The trial court spent considerable time at the hearing to determine whether plaintiff was objecting on behalf of the temporary employees because the city's practice was unfair to the temporary employees who did not receive fringe benefits, or whether it was objecting on behalf of the union because the practice was unfair to it. In explaining its decision to rule in favor of the defendant, the trial court stated:
"A successful argument could perhaps be made that non-Union temporary or part-time employees are impliedly covered by the language of the contract; however, such a finding is not necessary since the nature of the grievance is not one for which arbitration is provided in the subject contract."
Accordingly, we need not determine whether temporary employees have a right to such arbitration because, in any event, the plaintiff can do so in its own behalf as provided by the terms of the agreement.

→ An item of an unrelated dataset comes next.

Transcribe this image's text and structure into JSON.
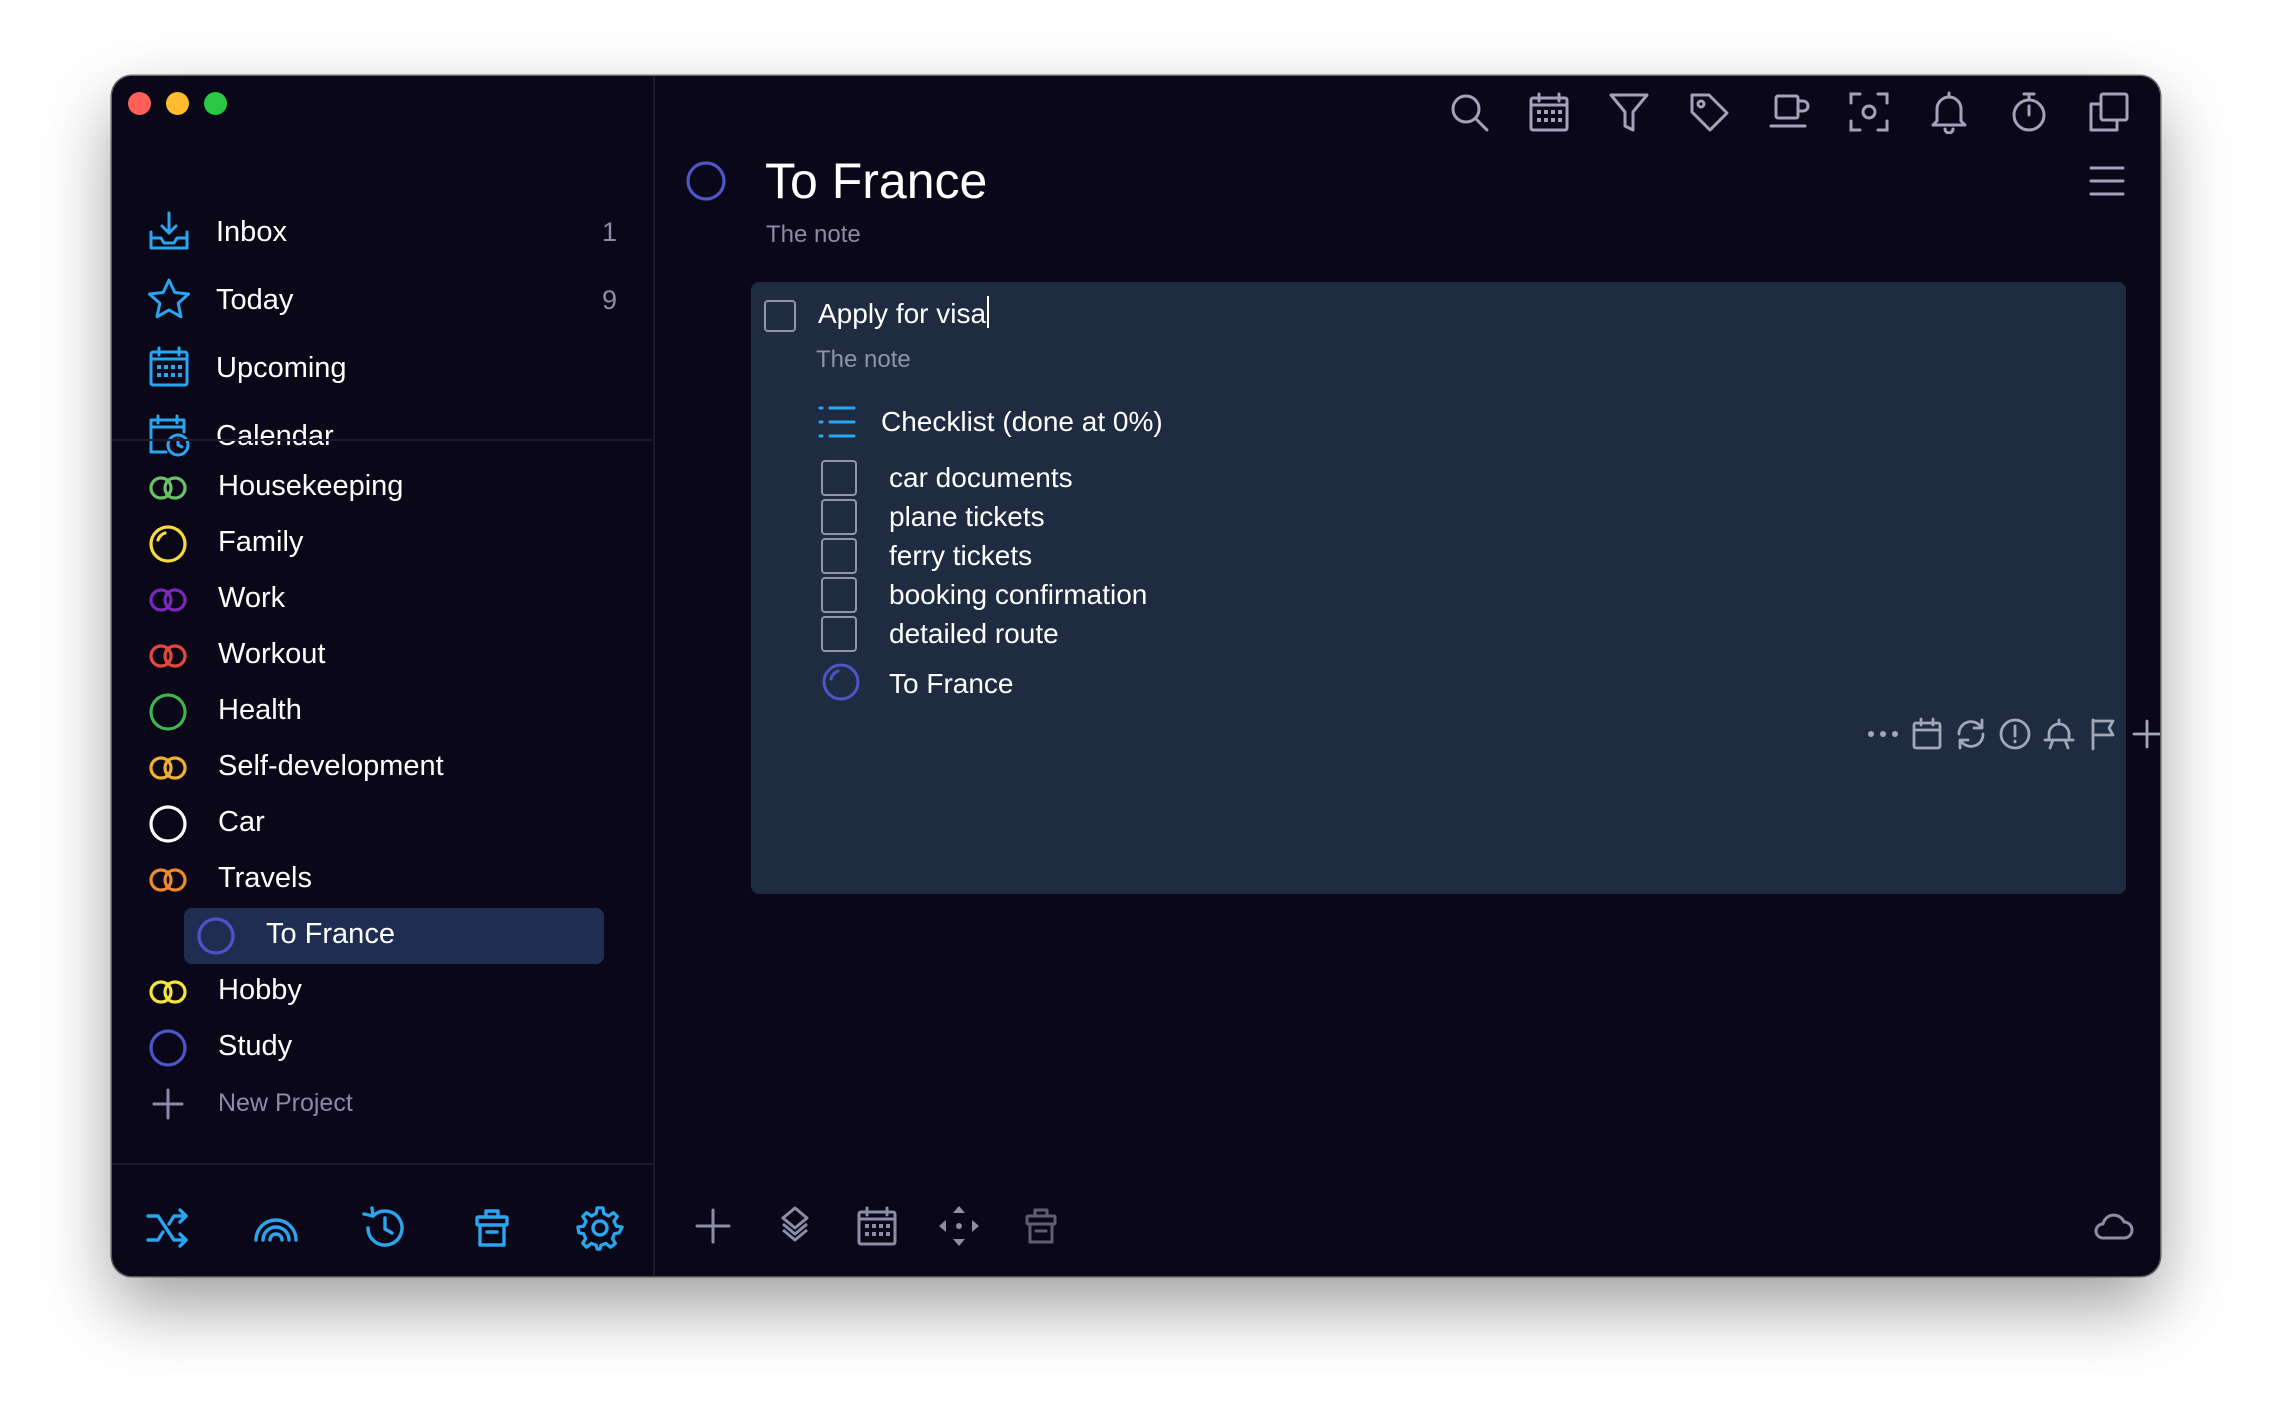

Article VII of the agreement provides for a grievance procedure for:
"[A]ny dispute between the City and the Union, or between the City and any employee covered by this Agreement, concerning the interpretation, application, or claimed violation of any of the provisions of this Agreement."
Article VII sets forth a step-by-step procedure for the handling of grievances and then provides for arbitration in the event that grievances are not resolved. Article VII, section 2, states in part:
"The jurisdiction of arbitration shall be limited to grievances arising out of the interpretation, application or claimed violation of this Agreement. The arbitrator shall not have jurisdiction to arbitrate provisions of a new agreement, nor to add to, ...